Thwaites Glacier on the edge of West Antarctica as part of the larger West Antarctic Ice Sheet, already one of the planet's fastest-moving glaciers, is sliding unstoppably into the ocean, mainly due to warmer seawater lapping at its underside, speeding up by about 10 percent from June 2013 and January 2014.
In a study published in The Cryosphere, the researchers report finding four interconnected lakes drained during the eight-month period.
"This was a big event, and it confirms that the long-term speed-up that we're observing for this glacier is probably driven by other factors, most likely in the ocean," said corresponding author Ben Smith, a glaciologist with the UW's Applied Physics Laboratory. "The water flow at the bed is probably not controlling the speed."
The authors used a new technique to discover drops at the glacier's surface of up to 70 feet, or 20 meters, over a 20 kilometer by 40 kilometer area. Calculations show it was likely due to the emptying of four interconnected lakes far below. The peak drainage rate was about 8,500 cubic feet, or 240 cubic meters, per second, the largest meltwater outflow yet reported for subglacial lakes in this region.
"This lake drainage is the biggest water movement that you would expect to see in this area, and it didn't change the glacier's speed by that much," Smith was quoted as saying in a news release. The reason is likely that Thwaites Glacier is moving quickly enough, that friction is heating up its underside to ice's melting point. The glacier's base is already wet and adding more water doesn't make it much more slippery.
The study supports previous UW research from 2014 showing that Thwaites Glacier will likely collapse within 200 to 900 years to cause seas to rise by 2 feet, or 0.6 meter. Those calculations were made without detailed maps of how water flows at the glacier's underbelly.
The new findings suggest that doesn't really matter. "If Thwaites Glacier had really jumped in response to this lake drainage, then that would have suggested that we need a more detailed model of where water is flowing at the bed," Smith said. "Radar data from NASA's Operation Ice Bridge program has told us a lot about the shape of Thwaites Glacier, but it's very difficult to see how water is moving. Based on this result, that may not be a big problem."
Melting at the ice sheet base would refill the lakes in 20 to 80 years, Smith said. Over time meltwater gradually collects in depressions in the bedrock. When the water reaches a certain level it breaches a weak point, then flows through channels in the ice.
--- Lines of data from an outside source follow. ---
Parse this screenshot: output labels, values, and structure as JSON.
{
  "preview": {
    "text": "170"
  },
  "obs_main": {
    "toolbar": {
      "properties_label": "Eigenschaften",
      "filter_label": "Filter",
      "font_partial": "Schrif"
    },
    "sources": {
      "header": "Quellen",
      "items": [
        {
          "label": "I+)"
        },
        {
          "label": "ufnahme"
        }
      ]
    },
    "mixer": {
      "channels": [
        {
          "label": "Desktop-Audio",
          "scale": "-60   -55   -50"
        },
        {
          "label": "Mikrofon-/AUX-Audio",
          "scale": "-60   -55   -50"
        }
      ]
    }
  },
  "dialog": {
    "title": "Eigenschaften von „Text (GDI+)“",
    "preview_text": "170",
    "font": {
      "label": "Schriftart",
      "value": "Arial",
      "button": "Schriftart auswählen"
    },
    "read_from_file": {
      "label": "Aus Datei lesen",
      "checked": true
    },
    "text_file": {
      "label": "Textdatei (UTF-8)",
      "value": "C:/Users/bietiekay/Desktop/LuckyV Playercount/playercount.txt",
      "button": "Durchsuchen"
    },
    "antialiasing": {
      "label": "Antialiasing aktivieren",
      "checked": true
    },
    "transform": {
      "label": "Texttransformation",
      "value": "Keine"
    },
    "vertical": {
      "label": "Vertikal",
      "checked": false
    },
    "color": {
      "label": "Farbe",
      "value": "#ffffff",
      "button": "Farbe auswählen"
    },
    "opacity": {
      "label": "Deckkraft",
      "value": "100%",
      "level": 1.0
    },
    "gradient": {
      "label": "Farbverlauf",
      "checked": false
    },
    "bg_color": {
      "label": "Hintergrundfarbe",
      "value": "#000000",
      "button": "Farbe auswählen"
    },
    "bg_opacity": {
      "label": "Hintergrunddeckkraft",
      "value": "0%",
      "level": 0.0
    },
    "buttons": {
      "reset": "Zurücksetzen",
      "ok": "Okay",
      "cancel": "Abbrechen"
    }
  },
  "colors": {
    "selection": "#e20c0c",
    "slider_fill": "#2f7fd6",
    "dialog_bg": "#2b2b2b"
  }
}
As Thwaites Glacier thins near the coast, its surface will become steeper, he said, and the difference in ice pressure between inland regions and the coast may push water coastward and cause more lakes to drain.